But as new variants of the virus have been discovered, possibly restarting a vaccine race, scientists say the government needs to act on the stockpile immediately.
“The strategic monkey reserve is exactly what we needed to deal with Kovid, and we simply did not have it,” said Keith Reeves, a principal investigator at the Center for Virology and Vaccine Research at Harvard Medical School.
But a strong strategic reserve may still be unable to meet the skyrocketing demand for lab animals, as researchers in China have learned. Even with a government-controlled stockpile of about 45,000 monkeys, researchers in China say they are also grappling with a shortage.
Researchers often collect hundreds of samples from a single monkey, whose tissues can be frozen for years and studied for a long time. Scientists say they use each animal the most, but monkeys infected with Kovid-19 cannot be returned to live among other healthy animals and must eventually be given euthanasia.
In January, Shen Weiguo, general manager of Shanghai Technology Venture Capital Group, told local legislators that according to a state news media report, the city had three large biomedical companies with 2,750 research monkeys last year. Mr. Shen said that this decrease is expected to increase by 15 percent annually over the next five years.
Hubei Topgen Biotechnology raises monkeys for their own research and export. The United States was previously its top export destination, but the company does not currently have enough animals to conduct its own experiments, said Yan Shuo, a sales manager.
“Now, it’s not even a matter of money,” Mr. Yan said. “We don’t even have monkeys to sell abroad.”
The United States maintains seven national primate research centers, where animals, when not undergoing research, live in colonies with outlying areas and enrichment activities. The facilities are affiliated with research universities and funded by the National Institutes of Health. Animal rights activists have long accused the centers of abuse, including separating infants from their mothers.
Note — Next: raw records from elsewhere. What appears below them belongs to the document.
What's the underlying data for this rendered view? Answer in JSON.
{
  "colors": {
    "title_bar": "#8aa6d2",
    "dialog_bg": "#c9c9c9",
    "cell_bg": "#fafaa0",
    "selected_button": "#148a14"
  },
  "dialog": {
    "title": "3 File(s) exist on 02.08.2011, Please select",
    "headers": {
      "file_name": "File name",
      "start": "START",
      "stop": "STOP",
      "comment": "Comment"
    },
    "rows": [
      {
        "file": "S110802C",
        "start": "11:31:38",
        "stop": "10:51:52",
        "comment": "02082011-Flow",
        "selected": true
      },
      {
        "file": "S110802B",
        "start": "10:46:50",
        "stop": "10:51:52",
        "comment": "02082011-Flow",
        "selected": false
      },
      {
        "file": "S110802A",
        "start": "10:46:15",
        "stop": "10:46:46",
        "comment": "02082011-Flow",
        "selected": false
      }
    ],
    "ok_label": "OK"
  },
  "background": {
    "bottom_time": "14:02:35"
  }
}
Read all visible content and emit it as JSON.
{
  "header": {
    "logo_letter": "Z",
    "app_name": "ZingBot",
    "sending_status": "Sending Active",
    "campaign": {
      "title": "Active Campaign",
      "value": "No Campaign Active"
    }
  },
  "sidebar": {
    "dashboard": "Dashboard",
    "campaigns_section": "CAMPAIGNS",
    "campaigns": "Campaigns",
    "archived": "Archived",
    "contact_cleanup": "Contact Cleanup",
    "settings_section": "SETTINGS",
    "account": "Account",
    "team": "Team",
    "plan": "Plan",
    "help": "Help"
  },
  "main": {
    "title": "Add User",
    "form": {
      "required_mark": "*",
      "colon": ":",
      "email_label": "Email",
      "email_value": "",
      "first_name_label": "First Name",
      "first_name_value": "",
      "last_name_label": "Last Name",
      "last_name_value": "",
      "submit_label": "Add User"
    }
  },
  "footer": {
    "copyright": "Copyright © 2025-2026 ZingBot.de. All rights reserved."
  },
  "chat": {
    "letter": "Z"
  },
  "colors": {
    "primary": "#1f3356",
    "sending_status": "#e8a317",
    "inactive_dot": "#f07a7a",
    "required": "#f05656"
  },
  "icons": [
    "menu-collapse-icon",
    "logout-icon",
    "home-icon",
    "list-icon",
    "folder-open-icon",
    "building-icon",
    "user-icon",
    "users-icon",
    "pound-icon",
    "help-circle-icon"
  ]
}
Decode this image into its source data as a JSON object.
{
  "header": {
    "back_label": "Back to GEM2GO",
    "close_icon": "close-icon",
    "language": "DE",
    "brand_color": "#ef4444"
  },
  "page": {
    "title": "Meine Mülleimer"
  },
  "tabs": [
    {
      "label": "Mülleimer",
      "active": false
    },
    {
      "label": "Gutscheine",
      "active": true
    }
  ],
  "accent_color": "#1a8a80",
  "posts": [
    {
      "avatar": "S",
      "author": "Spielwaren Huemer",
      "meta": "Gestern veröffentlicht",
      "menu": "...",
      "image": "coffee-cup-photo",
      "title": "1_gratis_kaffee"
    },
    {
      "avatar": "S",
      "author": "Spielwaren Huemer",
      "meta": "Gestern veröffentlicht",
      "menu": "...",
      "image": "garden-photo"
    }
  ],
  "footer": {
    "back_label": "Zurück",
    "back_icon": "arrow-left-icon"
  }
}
Matthew R., president of the National Association for Biomedical Research. Bailey said he was preparing to lift the monkey shortage with the Biden administration. He said China’s decision to stop exports at the start of the epidemic was a “potential emergency step”, but suggested that exports given to China should resume, which are now known to have spread to the virus.
China’s foreign ministry said the ban was not targeted at specific species or countries.
“Once the international situation improves and the import and export conditions are met, “the ministry said in a statement,” China will actively consider resuming import and export approvals and other related actions. “
Experts said that the United States had to bear some responsibility for not doing enough research monkeys.
Budgets for national intimate centers have either remained flat or fallen for over a decade. Koen Van Rompe, an infectious disease specialist at the California National Primate Research Center, said the federal government asked the center to expand its reproductive colonies about 10 years ago, but it did not increase funding, so it allowed its colony to instead Reduced.
“We did in many cases that we gave birth control to our women,” Dr. Van Rompe said. “So fewer children will be born in the spring.”
In a panel organized by the National Institutes of Health in December 2018, scientists discussed the challenges facing America’s key supplies. Jeffrey Roberts, Associate Director of the California National Primate Research Center, said, “If China decides to ban China, then we’ll be in trouble.” ”
According to a meeting report, “attendees agreed that domestically Cynomolgus macaas are required for reproduction and could jeopardize biomedical research in the United States.” “He stressed that it may already be too late to meet this need but it will certainly be too late within a few months.”
Amber Wang And Elsie Chen Contributed to research.